First among these is the sometimes wholesale reliance on context to express meaning. I don’t know if it’s the same in other regions of the country, but Ilonggos shorten words and sentences like ants stripping clean a cockroach carapace: everything extraneous, and frequently things that would seem rather necessary in English, is dropped in the belief that the context of the statement will make the meaning clear.
On one hand, that makes the language bewildering sometimes. We didn’t exactly learn formal Ilonggo during our training, but what we did learn was generally grammatically whole, complete with verb conjugations, articles in their proper places and without any undue mixing with other dialects. This is not how Ilonggos speak.

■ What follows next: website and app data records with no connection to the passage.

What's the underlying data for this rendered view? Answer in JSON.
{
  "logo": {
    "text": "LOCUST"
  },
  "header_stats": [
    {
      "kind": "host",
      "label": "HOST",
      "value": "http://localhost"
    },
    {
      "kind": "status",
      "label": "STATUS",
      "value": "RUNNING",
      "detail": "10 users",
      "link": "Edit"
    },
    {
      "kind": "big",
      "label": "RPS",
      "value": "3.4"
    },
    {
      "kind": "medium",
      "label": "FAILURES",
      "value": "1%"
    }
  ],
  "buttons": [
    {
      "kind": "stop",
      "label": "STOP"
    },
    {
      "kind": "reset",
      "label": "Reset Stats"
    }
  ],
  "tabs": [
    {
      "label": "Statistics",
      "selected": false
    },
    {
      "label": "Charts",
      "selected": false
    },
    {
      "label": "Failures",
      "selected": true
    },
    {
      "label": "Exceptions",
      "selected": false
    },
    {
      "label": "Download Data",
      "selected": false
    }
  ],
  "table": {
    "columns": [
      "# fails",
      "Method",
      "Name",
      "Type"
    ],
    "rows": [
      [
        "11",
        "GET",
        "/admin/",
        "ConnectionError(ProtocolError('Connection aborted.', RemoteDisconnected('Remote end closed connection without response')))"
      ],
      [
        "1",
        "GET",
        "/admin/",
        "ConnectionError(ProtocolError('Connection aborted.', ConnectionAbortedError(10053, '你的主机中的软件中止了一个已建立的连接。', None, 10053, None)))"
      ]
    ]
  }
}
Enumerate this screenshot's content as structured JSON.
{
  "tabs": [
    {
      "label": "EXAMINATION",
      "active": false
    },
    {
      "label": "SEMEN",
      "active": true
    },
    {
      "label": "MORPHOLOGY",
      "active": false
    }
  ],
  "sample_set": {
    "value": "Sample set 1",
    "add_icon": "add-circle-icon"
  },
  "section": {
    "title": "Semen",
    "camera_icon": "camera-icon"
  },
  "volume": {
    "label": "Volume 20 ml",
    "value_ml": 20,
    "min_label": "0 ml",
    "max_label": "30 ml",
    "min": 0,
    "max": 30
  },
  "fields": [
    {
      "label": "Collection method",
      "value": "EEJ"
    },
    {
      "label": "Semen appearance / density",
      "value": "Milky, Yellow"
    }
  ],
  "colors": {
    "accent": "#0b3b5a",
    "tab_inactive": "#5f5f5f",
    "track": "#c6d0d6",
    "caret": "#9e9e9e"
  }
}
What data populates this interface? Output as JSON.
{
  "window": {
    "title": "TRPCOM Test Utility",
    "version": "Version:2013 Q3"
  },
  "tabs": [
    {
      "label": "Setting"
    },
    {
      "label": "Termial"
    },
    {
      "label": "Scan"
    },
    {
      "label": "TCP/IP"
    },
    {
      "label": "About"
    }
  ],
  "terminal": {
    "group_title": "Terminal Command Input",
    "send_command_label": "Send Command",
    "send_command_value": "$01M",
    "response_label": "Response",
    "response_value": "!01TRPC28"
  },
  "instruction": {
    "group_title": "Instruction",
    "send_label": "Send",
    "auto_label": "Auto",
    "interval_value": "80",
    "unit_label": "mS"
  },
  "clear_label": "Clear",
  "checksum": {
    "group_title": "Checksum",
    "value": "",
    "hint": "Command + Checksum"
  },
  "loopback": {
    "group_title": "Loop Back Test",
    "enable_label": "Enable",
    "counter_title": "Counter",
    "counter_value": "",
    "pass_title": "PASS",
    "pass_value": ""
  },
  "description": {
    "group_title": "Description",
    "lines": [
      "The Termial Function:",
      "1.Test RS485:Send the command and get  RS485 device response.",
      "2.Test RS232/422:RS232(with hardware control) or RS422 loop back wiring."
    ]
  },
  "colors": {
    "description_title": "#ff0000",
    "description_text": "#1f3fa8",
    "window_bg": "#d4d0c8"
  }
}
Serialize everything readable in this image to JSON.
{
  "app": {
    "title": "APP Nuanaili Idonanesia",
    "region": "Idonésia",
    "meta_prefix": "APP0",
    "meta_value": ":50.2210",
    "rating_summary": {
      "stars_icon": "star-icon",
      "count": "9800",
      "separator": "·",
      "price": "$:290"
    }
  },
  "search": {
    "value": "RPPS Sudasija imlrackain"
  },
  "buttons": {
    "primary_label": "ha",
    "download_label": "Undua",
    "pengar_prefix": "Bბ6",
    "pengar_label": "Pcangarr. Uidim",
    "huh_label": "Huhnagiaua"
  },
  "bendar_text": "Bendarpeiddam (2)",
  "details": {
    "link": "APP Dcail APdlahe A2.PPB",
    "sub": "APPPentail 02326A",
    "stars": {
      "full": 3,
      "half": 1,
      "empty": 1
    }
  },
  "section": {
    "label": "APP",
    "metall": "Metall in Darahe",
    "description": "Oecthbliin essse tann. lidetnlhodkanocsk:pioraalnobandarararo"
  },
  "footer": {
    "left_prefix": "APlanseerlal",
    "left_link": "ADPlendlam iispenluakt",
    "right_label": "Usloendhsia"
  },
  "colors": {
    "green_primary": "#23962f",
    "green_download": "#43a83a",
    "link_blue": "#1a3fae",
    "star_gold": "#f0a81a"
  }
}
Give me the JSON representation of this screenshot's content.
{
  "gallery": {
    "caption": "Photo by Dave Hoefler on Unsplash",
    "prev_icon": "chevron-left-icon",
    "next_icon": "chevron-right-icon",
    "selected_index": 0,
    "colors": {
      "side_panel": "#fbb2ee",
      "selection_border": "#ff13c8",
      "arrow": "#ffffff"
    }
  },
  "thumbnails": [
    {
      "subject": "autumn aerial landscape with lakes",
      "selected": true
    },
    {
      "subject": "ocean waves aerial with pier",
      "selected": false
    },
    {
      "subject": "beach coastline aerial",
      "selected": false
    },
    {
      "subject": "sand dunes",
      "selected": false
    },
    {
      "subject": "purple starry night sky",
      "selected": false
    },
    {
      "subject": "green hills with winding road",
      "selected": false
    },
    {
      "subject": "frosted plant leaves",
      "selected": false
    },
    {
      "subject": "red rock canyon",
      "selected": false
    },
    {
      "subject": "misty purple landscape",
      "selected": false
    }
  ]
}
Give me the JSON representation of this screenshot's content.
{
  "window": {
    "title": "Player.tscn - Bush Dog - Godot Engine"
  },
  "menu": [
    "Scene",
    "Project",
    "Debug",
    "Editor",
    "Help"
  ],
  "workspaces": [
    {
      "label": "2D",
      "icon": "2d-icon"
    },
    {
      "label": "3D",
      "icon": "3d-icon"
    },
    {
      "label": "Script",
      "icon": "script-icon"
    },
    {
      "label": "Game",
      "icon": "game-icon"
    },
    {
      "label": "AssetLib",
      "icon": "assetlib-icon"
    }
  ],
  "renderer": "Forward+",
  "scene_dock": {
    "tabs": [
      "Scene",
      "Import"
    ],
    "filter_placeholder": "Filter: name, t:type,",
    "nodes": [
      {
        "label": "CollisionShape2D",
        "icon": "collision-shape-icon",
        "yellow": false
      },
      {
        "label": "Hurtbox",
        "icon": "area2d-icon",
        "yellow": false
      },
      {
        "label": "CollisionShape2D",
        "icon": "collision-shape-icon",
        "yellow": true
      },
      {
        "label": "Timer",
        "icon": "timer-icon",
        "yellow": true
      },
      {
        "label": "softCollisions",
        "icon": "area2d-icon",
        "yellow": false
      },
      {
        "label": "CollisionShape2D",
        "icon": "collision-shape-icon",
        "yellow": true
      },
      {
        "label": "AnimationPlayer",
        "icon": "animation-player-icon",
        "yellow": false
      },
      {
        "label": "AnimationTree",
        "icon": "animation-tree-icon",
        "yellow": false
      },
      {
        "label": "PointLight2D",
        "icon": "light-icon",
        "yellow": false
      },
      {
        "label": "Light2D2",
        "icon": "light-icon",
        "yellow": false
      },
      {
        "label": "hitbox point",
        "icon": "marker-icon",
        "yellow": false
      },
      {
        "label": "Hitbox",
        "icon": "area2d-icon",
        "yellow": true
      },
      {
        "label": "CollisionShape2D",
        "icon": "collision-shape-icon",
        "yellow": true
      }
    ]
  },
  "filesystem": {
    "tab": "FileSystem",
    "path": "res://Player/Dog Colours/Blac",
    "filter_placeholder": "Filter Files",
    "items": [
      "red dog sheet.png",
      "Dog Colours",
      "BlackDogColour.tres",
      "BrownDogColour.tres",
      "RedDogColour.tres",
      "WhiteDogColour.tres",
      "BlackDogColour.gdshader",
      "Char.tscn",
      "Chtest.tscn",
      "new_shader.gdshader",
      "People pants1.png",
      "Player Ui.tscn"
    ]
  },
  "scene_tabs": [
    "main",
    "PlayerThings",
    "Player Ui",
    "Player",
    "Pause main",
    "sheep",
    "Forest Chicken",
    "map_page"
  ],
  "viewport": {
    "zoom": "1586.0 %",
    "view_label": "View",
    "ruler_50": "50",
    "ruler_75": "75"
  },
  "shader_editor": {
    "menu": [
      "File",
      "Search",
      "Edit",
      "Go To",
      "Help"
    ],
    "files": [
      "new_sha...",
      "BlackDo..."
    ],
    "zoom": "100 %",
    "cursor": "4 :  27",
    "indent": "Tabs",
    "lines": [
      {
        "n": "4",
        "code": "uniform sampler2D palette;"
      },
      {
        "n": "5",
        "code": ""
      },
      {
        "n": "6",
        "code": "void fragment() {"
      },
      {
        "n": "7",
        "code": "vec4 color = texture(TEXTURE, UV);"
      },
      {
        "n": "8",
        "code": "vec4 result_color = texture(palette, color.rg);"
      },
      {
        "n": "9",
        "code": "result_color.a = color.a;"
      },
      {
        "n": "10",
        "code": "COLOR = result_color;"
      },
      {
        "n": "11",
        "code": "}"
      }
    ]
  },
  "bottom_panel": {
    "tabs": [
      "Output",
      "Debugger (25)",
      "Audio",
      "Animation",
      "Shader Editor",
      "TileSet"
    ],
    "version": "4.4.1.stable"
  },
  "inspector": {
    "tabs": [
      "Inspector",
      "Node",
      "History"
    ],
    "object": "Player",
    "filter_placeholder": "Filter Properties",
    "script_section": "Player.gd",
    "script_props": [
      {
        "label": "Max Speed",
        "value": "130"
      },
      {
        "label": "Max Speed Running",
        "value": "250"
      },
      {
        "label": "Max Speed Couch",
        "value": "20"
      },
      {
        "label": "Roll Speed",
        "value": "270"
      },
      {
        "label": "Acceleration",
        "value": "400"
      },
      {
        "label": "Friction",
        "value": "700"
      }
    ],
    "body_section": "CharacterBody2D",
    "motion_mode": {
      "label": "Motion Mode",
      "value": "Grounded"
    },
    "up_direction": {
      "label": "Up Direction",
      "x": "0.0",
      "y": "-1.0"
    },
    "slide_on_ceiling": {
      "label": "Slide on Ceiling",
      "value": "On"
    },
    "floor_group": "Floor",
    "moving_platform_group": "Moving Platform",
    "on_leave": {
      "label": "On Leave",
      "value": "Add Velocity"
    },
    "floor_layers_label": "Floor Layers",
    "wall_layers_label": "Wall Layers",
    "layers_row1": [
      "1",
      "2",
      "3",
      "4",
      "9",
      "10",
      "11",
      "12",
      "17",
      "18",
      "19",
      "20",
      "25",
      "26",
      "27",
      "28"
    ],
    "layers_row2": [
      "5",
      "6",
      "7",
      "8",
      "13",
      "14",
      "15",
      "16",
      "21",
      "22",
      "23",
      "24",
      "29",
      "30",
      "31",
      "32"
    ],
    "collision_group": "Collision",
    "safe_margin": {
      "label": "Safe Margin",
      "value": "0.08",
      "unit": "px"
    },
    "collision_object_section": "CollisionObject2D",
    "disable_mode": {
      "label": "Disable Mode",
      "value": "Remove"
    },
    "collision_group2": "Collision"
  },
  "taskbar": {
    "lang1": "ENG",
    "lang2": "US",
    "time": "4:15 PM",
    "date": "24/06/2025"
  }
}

Nagkadto ako sa tinda: I went to the market. The nag indicates past tense, and ako is the proper subject-focus first-person pronoun. In common usage this could easily be shortened to Kadto ko sa tinda, dropping the tense, chopping a syllable off the pronoun and relying on the context in which the statement is given to indicate when the action took place. The frustrating-for-western-tongues nga, frequently used to link an adjective and its noun (we don’t have a direct equivalent in English), is often a casualty, as is ang, which usually means “a” or “the.” Adjectives always start with ma, but most of the time this is dropped.
Ilonggos often mix Tagalog words in with their speech, which is sometimes frustrating but which I find myself doing now too simply because on occasion I prefer the Tagalog word to the Ilonggo one. The Ilonggo for “why,” nga-a, sounds too much like the nuh-uh sound we use in English; I usually use the Tagalog bakit. I prefer the Tagalog malamig for “cold,” because there are two similar words in Ilonggo which mean “cool” and “cold” and I often confuse them, just as I still misspeak sometimes with hapos (easy) and hipos (quiet). Word similarities are useful for amusing my kids, though. “Ah,” I’ll say on a particularly buggy night, “damo nga manok.” I should have said lamok, for mosquito, but the children like laughing at the kano who’s being annoyed by “many chickens.”
In general, Ilonggo words seem simpler than Tagalog: you won’t find many of the eight-syllable monstrosities that cause my eyes to glaze over when I look in my kids’ composition books. And even though the dialects mix and borrow, some things remain distinct. The Tagalog po, a marker of respect thrown into speech with wild abandon, is absent in Iloilo. When I hear somebody po-ing on a jeep, I know they’re from out of town.
Ilonggos and other Filipinos also employ a curious set of archaic and adapted English words. I have no idea when or why some of the following words and phrases were adopted, but they seem rather remarkably consistent throughout the areas of the country I’ve visited:
I don’t know how well I’ll retain my already-questionable language skills after I leave the Philippines, but I’m hoping that corresponding with my kids will keep me from forgetting it all. There’s always Facebook.